Perhaps in an attempt to prove to me that religion was not “outdated” or “backwards” he pretended that his faith was as secular as my atheism. However, Ramadan inevitably came along. Saad had neither missed a Ramadan, nor had he ever failed to fast and pray since he was a kid. That year he was unsure, I could tell… but although I was the person he considered to be the closest to him, he could not get himself to talk about faith and spirituality with me. Over the first few months of our relationships we had had pretty heated discussions about religion. While he had always been taught that religion helped people organize their lives, I grew up thinking that “religion is the opium of the people.”
As an atheist kid, and not much differently than kids in conservative religious families, I believed that I was right about the world by virtue of being “rational.” I do not think my parents ever intended it that way… but it happened. Yet, during my teenage years I had discovered the power of secular and atheist privilege, and I wanted to think that I was beyond the ties and constraints of religiosity. My best friend in high-school was an evangelical Christian who was part of a very conservative family. In my mind, her struggles with her family’s approach to religion were an affirmation of my education as an atheist kid. While she was a “wild kid” trying to escape the realities of her household (which today I know had more to do with patriarchy than religion), I took pride in the fact that I did not feel the need to do anything “wild” because I was “rational” and I did not have to account to a “higher power” (I wanted to believe that so bad!).

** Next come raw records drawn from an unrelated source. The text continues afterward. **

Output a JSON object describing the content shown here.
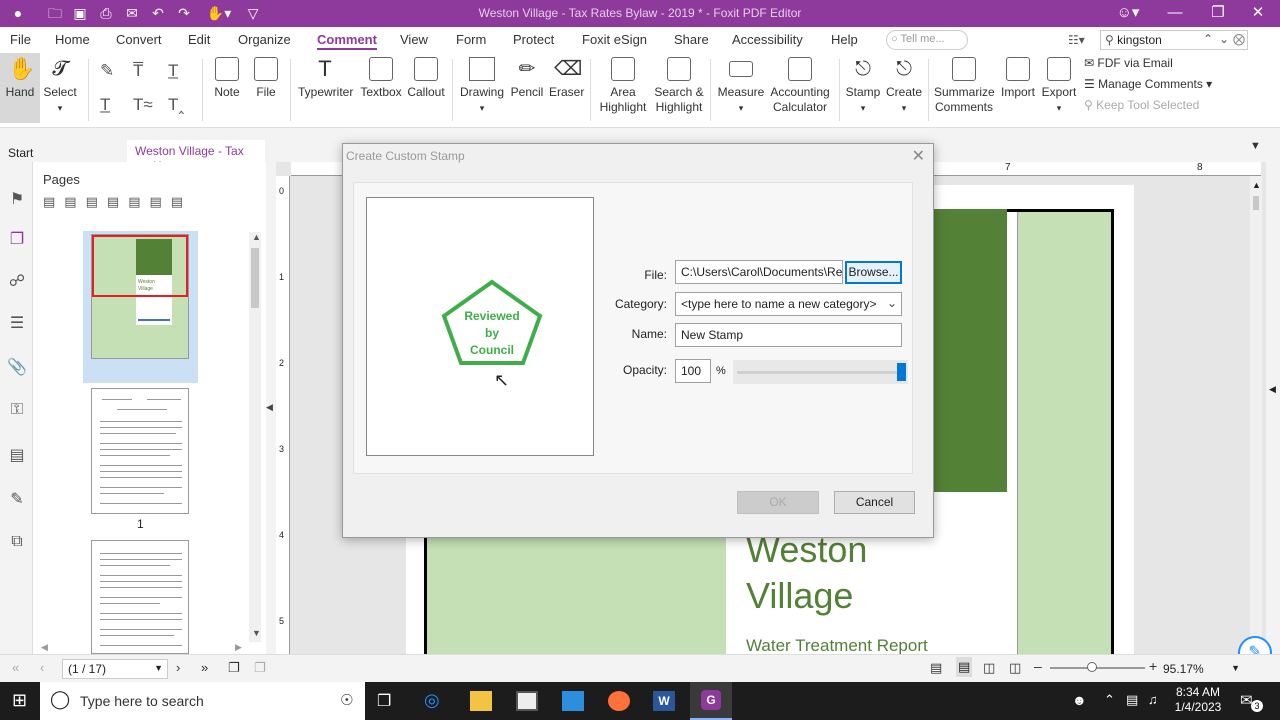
{
  "window": {
    "title": "Weston Village - Tax Rates Bylaw - 2019 * - Foxit PDF Editor"
  },
  "menu": {
    "items": [
      "File",
      "Home",
      "Convert",
      "Edit",
      "Organize",
      "Comment",
      "View",
      "Form",
      "Protect",
      "Foxit eSign",
      "Share",
      "Accessibility",
      "Help"
    ],
    "active": "Comment",
    "tell_me_placeholder": "Tell me...",
    "search_value": "kingston"
  },
  "ribbon": {
    "hand": "Hand",
    "select": "Select",
    "note": "Note",
    "file": "File",
    "typewriter": "Typewriter",
    "textbox": "Textbox",
    "callout": "Callout",
    "drawing": "Drawing",
    "pencil": "Pencil",
    "eraser": "Eraser",
    "area_highlight": [
      "Area",
      "Highlight"
    ],
    "search_highlight": [
      "Search &",
      "Highlight"
    ],
    "measure": "Measure",
    "accounting_calculator": [
      "Accounting",
      "Calculator"
    ],
    "stamp": "Stamp",
    "create": "Create",
    "summarize_comments": [
      "Summarize",
      "Comments"
    ],
    "import": "Import",
    "export": "Export",
    "fdf_via_email": "FDF via Email",
    "manage_comments": "Manage Comments",
    "keep_tool_selected": "Keep Tool Selected"
  },
  "tabs": {
    "start": "Start",
    "doc": "Weston Village  - Tax ..."
  },
  "pages_panel": {
    "header": "Pages",
    "page1_label": "1",
    "thumb_title": [
      "Weston",
      "Village"
    ]
  },
  "document": {
    "title_line1": "Weston",
    "title_line2": "Village",
    "subtitle": "Water Treatment Report",
    "ruler_marks": [
      "7",
      "8"
    ],
    "vruler_marks": [
      "0",
      "1",
      "2",
      "3",
      "4",
      "5"
    ]
  },
  "dialog": {
    "title": "Create Custom Stamp",
    "stamp_text": [
      "Reviewed",
      "by",
      "Council"
    ],
    "file_label": "File:",
    "file_value": "C:\\Users\\Carol\\Documents\\Revi",
    "browse": "Browse...",
    "category_label": "Category:",
    "category_value": "<type here to name a new category>",
    "name_label": "Name:",
    "name_value": "New Stamp",
    "opacity_label": "Opacity:",
    "opacity_value": "100",
    "opacity_unit": "%",
    "opacity_level": 1.0,
    "ok": "OK",
    "cancel": "Cancel"
  },
  "statusbar": {
    "page_indicator": "(1 / 17)",
    "zoom": "95.17%"
  },
  "taskbar": {
    "search_placeholder": "Type here to search",
    "time": "8:34 AM",
    "date": "1/4/2023",
    "notification_count": "3"
  },
  "colors": {
    "accent": "#8e3a9c",
    "stamp_green": "#3fae49",
    "doc_dark_green": "#538135",
    "doc_light_green": "#c5e0b4"
  }
}
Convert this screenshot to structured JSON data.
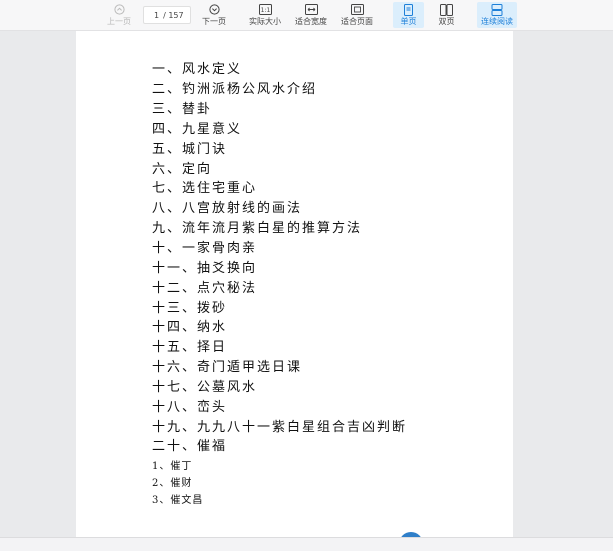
{
  "toolbar": {
    "prev_label": "上一页",
    "page_current": "1",
    "page_total": "/ 157",
    "next_label": "下一页",
    "actual_size_label": "实际大小",
    "fit_width_label": "适合宽度",
    "fit_page_label": "适合页面",
    "single_page_label": "单页",
    "double_page_label": "双页",
    "continuous_label": "连续阅读"
  },
  "document": {
    "toc": [
      "一、风水定义",
      "二、钓洲派杨公风水介绍",
      "三、替卦",
      "四、九星意义",
      "五、城门诀",
      "六、定向",
      "七、选住宅重心",
      "八、八宫放射线的画法",
      "九、流年流月紫白星的推算方法",
      "十、一家骨肉亲",
      "十一、抽爻换向",
      "十二、点穴秘法",
      "十三、拨砂",
      "十四、纳水",
      "十五、择日",
      "十六、奇门遁甲选日课",
      "十七、公墓风水",
      "十八、峦头",
      "十九、九九八十一紫白星组合吉凶判断",
      "二十、催福"
    ],
    "subitems": [
      "1、催丁",
      "2、催财",
      "3、催文昌"
    ]
  },
  "colors": {
    "toolbar_bg": "#f7f7f8",
    "active_tab_bg": "#dbeefc",
    "active_tab_fg": "#1d7fd8",
    "viewer_bg": "#e9eaec",
    "page_bg": "#ffffff"
  }
}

“My religion and my culture forbid dating… I really like you… but…”
I had not let Saad finish that sentence when, after our second date, he was extremely confused and troubled.
“Well… in my culture, if you go out with the girl you are dating. That’s what it is. And there is nothing wrong with that.” I said.
Saad knew that dating me was “wrong,” at least in his context. Dating me would not only mean breaking away from everything he knew, but also challenging his faith. At the time, Saad’s internal conflicts seemed completely absurd to me. Why would anyone feel so conflicted about something that restricts them so much?!
When Ramadan came along, Saad did not fast and did not pray. I saw the rest of our Muslim classmates do and talk about Ramadan. They talked about sacredness, community and spirituality, words that would make me terribly uncomfortable. Saad avoided them. He did not want to answer their questions or have to explain to them that deep inside he just felt like he had fallen from grace.
One afternoon I came into Saad’s apartment and found him cooking lunch.
“Why aren’t you fasting,” I asked.
“What for? I am already doing a lot of things that contradict my faith… my religion,” he sombrely said.
“Many things… I am not praying, I am not going to the mosque, I am not doing jummah, I am not eating halal food, I celebrated my birthday this year for the first time, with you I must add, and I am dating a kafir. I do not deserve to have God in my life.”
“So, is this about you dating me?” I questioned.
“I don’t think you get it. You are great. But you hold nothing sacred. You can’t understand how my soul feels.” He dropped the conversation.
That was not entirely true. Growing up as an atheist, unlike popular belief, does not mean growing up without morals or values. In fact, these values are often shared with religious people. We hold our families and communities sacred too. We often value life, rights and more. And despite the fact that atheism has gained a bad name through figures like Sam Harris and Richard Dawkins (to mention just a couple of people from a very long list), atheism, as I learned it, does not entail being a racist, sexist, Islamophobic jerk. The difference is mainly on how we go about our values.
But he was right about something. My self-righteous attitude was a huge blind spot. I eventually understood that being “right” about religious matters was completely irrelevant if those matters made sense to someone else.
The night before Eid-al-Fitr I found Saad alone in the university prayer’s space. It was the first time I had seen him pray. He always prayed when I was not around. I sat by the door listening to him. “أستغفر الله,” he repeated over and over again. He finished his prayers and turned to me. “I need Allah’s forgiveness… and I need you to understand that,” he said- I nodded- “I am Muslim… that is at the core of who I am. And I may be wrong a lot of the time. And I may be doing things that are wrong, but I do not want to feel like I am not a Muslim anymore.” I nodded again.
That night triggered a lot of thoughts. It was the day that I finally admitted to myself that I was having a crisis of faith. For years I had been feeling certain emptiness in my soul… and emptiness Saad did not have. And even though everything I knew seemed to be true, my spirit was not being nourished. That day was also the last time Saad and I talked about religion and spirituality as a “what if?” Belief, itself, was never questioned again, because at the end of the day it did not matter. Faith, or lack thereof, made us who we were… at least at the beginning… and I had no right to question that.
To be Continued…